MBA partners with The Warren Group for legal technology conference

Issue October 2013 By Cassidy Murphy

In the lush, Old Boston environs of the Omni Parker Hotel, today's lawyers got a sneak peak at the future of technology in the legal profession.

The Massachusetts Bar Association, in partnership with The Warren Group, publisher of Lawyers Journal, presented Legal Trends, the first annual legal technology conference, at the hotel on Monday, Sept. 17.

Featuring keynote addresses from Judge Nancy Gertner and noted criminal defense attorney John H. Cunha Jr., the well-attended seminars were full of informative presentations and networking opportunities.

"Judge Gertner's comments were a fascinating reminder of how and why we should have a diminished expectation of privacy," said MBA Vice President Martha Rush O'Mara, who was in attendance. "Our cell phones allow us to be tracked at any given moment. If you want to maintain your privacy, leave your cell phone at home and do not have your picture taken or posted by friends, relatives or colleagues."

Gertner spoke about the "surveillance society in which we find ourselves," drawing parallels to George Orwell's 1984, noting that while "we're not quite there yet, it is worrisome."

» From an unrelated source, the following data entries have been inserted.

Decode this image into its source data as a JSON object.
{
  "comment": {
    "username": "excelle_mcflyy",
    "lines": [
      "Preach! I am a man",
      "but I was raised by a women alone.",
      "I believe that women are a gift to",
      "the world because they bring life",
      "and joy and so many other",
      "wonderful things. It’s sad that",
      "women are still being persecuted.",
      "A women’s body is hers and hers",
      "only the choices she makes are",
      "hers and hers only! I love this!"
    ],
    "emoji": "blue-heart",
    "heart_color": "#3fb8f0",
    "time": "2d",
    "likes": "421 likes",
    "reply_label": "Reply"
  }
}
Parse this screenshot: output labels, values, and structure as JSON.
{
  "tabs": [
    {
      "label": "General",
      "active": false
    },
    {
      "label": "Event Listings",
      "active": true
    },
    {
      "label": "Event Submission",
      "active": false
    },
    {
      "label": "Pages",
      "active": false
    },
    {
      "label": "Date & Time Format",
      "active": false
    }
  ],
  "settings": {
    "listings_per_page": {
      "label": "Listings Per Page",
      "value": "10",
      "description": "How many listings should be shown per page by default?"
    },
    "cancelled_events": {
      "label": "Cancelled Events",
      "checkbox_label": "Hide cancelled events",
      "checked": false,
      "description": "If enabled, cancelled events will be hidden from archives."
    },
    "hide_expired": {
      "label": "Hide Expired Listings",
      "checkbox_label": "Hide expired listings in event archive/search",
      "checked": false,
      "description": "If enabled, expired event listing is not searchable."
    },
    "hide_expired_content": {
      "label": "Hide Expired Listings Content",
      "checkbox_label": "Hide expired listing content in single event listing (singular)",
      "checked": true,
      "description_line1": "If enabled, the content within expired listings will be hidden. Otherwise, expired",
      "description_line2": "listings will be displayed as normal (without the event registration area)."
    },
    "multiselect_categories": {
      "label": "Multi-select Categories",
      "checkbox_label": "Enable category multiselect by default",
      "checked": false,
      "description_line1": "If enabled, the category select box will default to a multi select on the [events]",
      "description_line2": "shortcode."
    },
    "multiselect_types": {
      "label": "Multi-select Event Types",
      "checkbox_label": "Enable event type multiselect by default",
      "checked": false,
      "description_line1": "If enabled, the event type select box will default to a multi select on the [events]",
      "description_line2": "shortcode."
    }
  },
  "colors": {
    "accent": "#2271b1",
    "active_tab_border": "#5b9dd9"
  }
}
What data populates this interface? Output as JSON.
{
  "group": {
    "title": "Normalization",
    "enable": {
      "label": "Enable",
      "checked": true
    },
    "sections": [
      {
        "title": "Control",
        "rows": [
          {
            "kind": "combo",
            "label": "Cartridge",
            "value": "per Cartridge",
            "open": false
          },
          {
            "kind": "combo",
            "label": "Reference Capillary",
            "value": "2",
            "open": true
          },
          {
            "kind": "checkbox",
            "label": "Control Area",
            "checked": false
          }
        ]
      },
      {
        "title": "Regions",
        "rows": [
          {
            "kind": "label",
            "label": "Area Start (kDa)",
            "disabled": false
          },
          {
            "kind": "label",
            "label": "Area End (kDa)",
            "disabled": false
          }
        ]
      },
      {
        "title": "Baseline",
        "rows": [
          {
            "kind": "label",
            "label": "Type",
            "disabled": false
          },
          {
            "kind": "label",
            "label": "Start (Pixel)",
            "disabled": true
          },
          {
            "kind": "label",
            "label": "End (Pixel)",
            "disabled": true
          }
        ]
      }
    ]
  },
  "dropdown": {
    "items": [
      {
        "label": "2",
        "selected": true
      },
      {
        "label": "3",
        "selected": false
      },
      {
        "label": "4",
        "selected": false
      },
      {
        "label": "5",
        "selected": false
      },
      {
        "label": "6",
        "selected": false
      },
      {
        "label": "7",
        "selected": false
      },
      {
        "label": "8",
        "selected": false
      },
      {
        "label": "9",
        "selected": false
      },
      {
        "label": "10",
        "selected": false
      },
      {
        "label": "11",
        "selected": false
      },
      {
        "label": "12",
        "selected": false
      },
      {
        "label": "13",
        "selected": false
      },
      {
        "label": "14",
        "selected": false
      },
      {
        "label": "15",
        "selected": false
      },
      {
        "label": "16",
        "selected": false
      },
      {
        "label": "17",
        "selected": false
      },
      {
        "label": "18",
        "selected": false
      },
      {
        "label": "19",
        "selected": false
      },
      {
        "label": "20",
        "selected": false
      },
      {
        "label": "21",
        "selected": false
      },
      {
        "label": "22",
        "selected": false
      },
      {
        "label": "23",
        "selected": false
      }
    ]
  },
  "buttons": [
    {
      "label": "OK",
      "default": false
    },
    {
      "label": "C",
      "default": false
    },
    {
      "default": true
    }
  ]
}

Addressing three major points - that "reasonable expectation of privacy" is too vague in today's world, that "physical records" are a thing of the past, and that the Fourth Amendment does not protect "non-content" - Gertner warned that "our constitutional protections have been dissolving for some time." She also noted that she believes "we are not yet over the brink," and can recover from the erosions of privacy rights in America's laws.

Cunha covered the science behind cell phone technology and how its evidentiary uses are often based on erroneous assumptions. He called on those present to challenge commonly held beliefs about cell phone use, technology and location features. He also remarked that while it may be difficult, "We must stop governmental interference in our lives, particularly in a world where [young] people have no expectation of privacy at all."

The conference also featured seminars addressing cloud computing and informed decisions, the cost of e-discovery, focused digital marketing for attorneys, and evidence collection in the mobile age.

Event partners also included the New Hampshire Bar Association, Lawyers Concerned for Lawyers, LOMAP Massachusetts and the Women's Bar Association.